• Rapid Learning for Domain Adaptation over WANS. There is no shortage of applications involving WANS operating over changing, adversarial, degraded, hostile or even completely unknown environments (also see Thrust 1). In such cases, starting with an initial nominal resource allocation and physical configuration, system adaptation and learning must be performed on very fast time scales, while provably preserving desired system efficiency, autonomy and trustworthiness. My first goal is to exploit and advance model-free domain adaptation methods, such as meta-reinforcement learning (Meta-RL) and its variants, for efficient resource allocation and task optimization over WANS involving complex, interacting decision processes related to wireless channels, data obtained via sensing, processing, and multi-agent collaboration. Additionally, I will work on the development of algorithms for adaptation, learning, and planning in task optimization problems where information is revealed incrementally over time (e.g., rescue operations or warfare missions) and useful actions need to be taken, relying on partial information and imperfect knowledge of the involved optimization surface.
Future Research Plan (Thrust 1):
SPAThrust 2: Risk-Aware Optimization for Learning, Estimation & Control Future Research Plan (Thrust 2): SPAThrust 3: Constrained Reinforcement Learning for Trustworthy Autonomy Future Research Plan (Thrust 3): Click on the titles and images to learn more!
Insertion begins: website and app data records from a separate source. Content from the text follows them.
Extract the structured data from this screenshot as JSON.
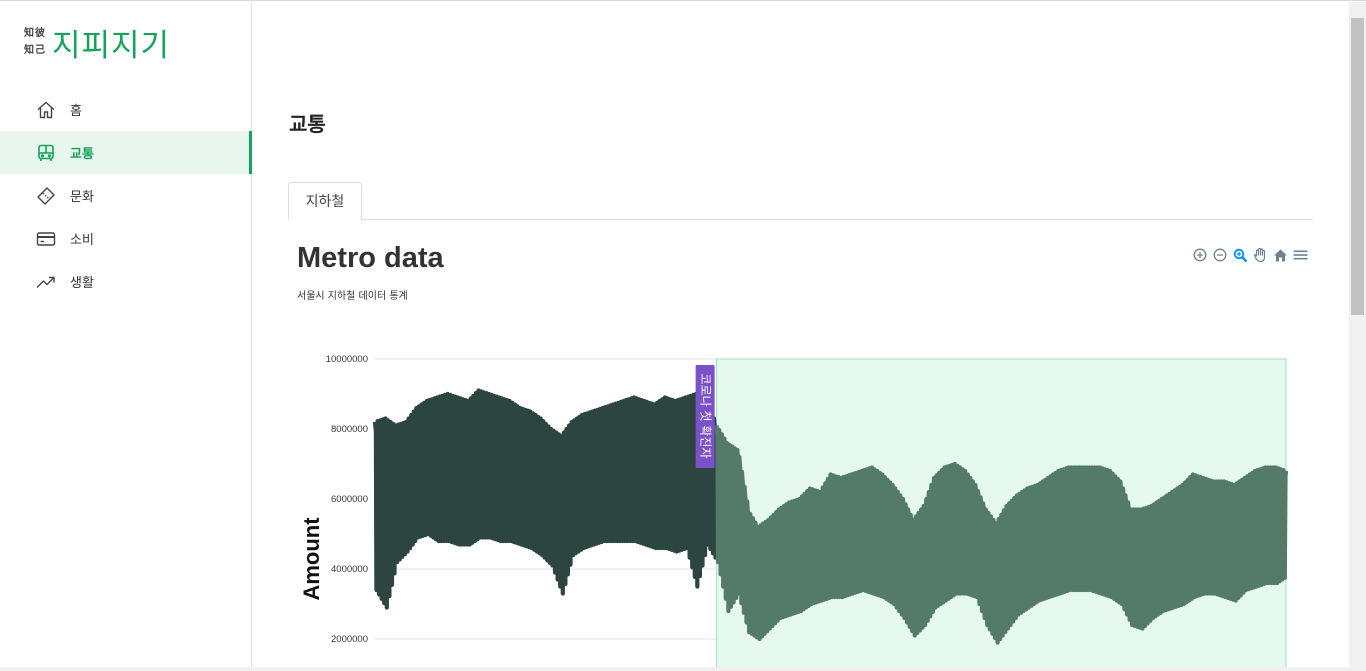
{
  "app": {
    "logo_mark_line1": "知彼",
    "logo_mark_line2": "知己",
    "logo_text": "지피지기"
  },
  "sidebar": {
    "items": [
      {
        "label": "홈",
        "icon": "home-icon"
      },
      {
        "label": "교통",
        "icon": "bus-icon",
        "active": true
      },
      {
        "label": "문화",
        "icon": "ticket-icon"
      },
      {
        "label": "소비",
        "icon": "credit-card-icon"
      },
      {
        "label": "생활",
        "icon": "trending-up-icon"
      }
    ]
  },
  "page": {
    "title": "교통",
    "tabs": [
      {
        "label": "지하철"
      }
    ]
  },
  "toolbar": {
    "icons": [
      "zoom-in-icon",
      "zoom-out-icon",
      "selection-zoom-icon",
      "pan-hand-icon",
      "reset-home-icon",
      "menu-icon"
    ]
  },
  "colors": {
    "accent": "#14a35a",
    "series_before": "#2d4541",
    "series_after": "#547a69",
    "highlight_band": "#e6f9ee",
    "annotation": "#7a51c9"
  },
  "chart_data": {
    "type": "area",
    "title": "Metro data",
    "subtitle": "서울시 지하철 데이터 통계",
    "ylabel": "Amount",
    "ylim": [
      1300000,
      10000000
    ],
    "yticks": [
      2000000,
      4000000,
      6000000,
      8000000,
      10000000
    ],
    "ytick_labels": [
      "2000000",
      "4000000",
      "6000000",
      "8000000",
      "10000000"
    ],
    "grid": true,
    "annotation": {
      "label": "코로나 첫 확진자",
      "at_x": 33
    },
    "highlight_from_x": 33,
    "series": [
      {
        "color": "#2d4541",
        "x": [
          0,
          1,
          2,
          3,
          4,
          5,
          6,
          7,
          8,
          9,
          10,
          11,
          12,
          13,
          14,
          15,
          16,
          17,
          18,
          19,
          20,
          21,
          22,
          23,
          24,
          25,
          26,
          27,
          28,
          29,
          30,
          31,
          32,
          33
        ],
        "high": [
          8200000,
          8300000,
          8100000,
          8200000,
          8600000,
          8800000,
          8900000,
          9000000,
          8900000,
          8800000,
          9100000,
          9000000,
          8900000,
          8800000,
          8600000,
          8500000,
          8300000,
          8000000,
          7800000,
          8200000,
          8400000,
          8500000,
          8600000,
          8700000,
          8800000,
          8900000,
          8800000,
          8700000,
          8900000,
          8800000,
          8900000,
          9000000,
          8900000,
          8100000
        ],
        "low": [
          3400000,
          2900000,
          4200000,
          4500000,
          4900000,
          5000000,
          4800000,
          4800000,
          4700000,
          4700000,
          4900000,
          4900000,
          4800000,
          4800000,
          4700000,
          4600000,
          4400000,
          4100000,
          3300000,
          4400000,
          4600000,
          4700000,
          4800000,
          4800000,
          4800000,
          4800000,
          4700000,
          4600000,
          4600000,
          4500000,
          4600000,
          3500000,
          4700000,
          4200000
        ]
      },
      {
        "color": "#547a69",
        "x": [
          33,
          34,
          35,
          36,
          37,
          38,
          39,
          40,
          41,
          42,
          43,
          44,
          45,
          46,
          47,
          48,
          49,
          50,
          51,
          52,
          53,
          54,
          55,
          56,
          57,
          58,
          59,
          60,
          61,
          62,
          63,
          64,
          65,
          66,
          67,
          68,
          69,
          70,
          71,
          72,
          73,
          74,
          75,
          76,
          77,
          78,
          79,
          80,
          81,
          82,
          83,
          84,
          85,
          86,
          87,
          88
        ],
        "high": [
          8100000,
          7600000,
          7400000,
          5700000,
          5200000,
          5400000,
          5700000,
          5900000,
          6000000,
          6300000,
          6200000,
          6700000,
          6600000,
          6700000,
          6800000,
          6900000,
          6700000,
          6400000,
          6000000,
          5400000,
          5800000,
          6600000,
          6900000,
          7000000,
          6800000,
          6400000,
          5700000,
          5300000,
          5800000,
          6100000,
          6300000,
          6400000,
          6600000,
          6800000,
          6900000,
          6900000,
          6900000,
          6900000,
          6800000,
          6500000,
          5700000,
          5700000,
          5800000,
          6000000,
          6200000,
          6400000,
          6700000,
          6600000,
          6500000,
          6500000,
          6400000,
          6600000,
          6800000,
          6900000,
          6900000,
          6800000
        ],
        "low": [
          4200000,
          2800000,
          3300000,
          2200000,
          2000000,
          2300000,
          2600000,
          2700000,
          2800000,
          3000000,
          3100000,
          3200000,
          3200000,
          3300000,
          3400000,
          3300000,
          3200000,
          3000000,
          2600000,
          2100000,
          2400000,
          2900000,
          3100000,
          3300000,
          3300000,
          3200000,
          2400000,
          1900000,
          2300000,
          2700000,
          2900000,
          3100000,
          3200000,
          3300000,
          3400000,
          3400000,
          3400000,
          3300000,
          3200000,
          3000000,
          2400000,
          2300000,
          2600000,
          2800000,
          2900000,
          3000000,
          3200000,
          3300000,
          3300000,
          3200000,
          3100000,
          3400000,
          3500000,
          3600000,
          3600000,
          3800000
        ]
      }
    ]
  }
}
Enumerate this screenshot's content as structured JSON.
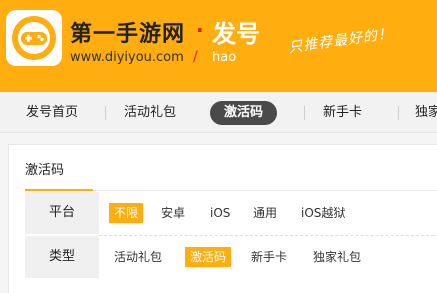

Future Research Plan (Thrust 2):
SPAThrust 3: Constrained Reinforcement Learning for Trustworthy Autonomy Future Research Plan (Thrust 3): Click on the titles and images to learn more!
Click on the titles and images to learn more!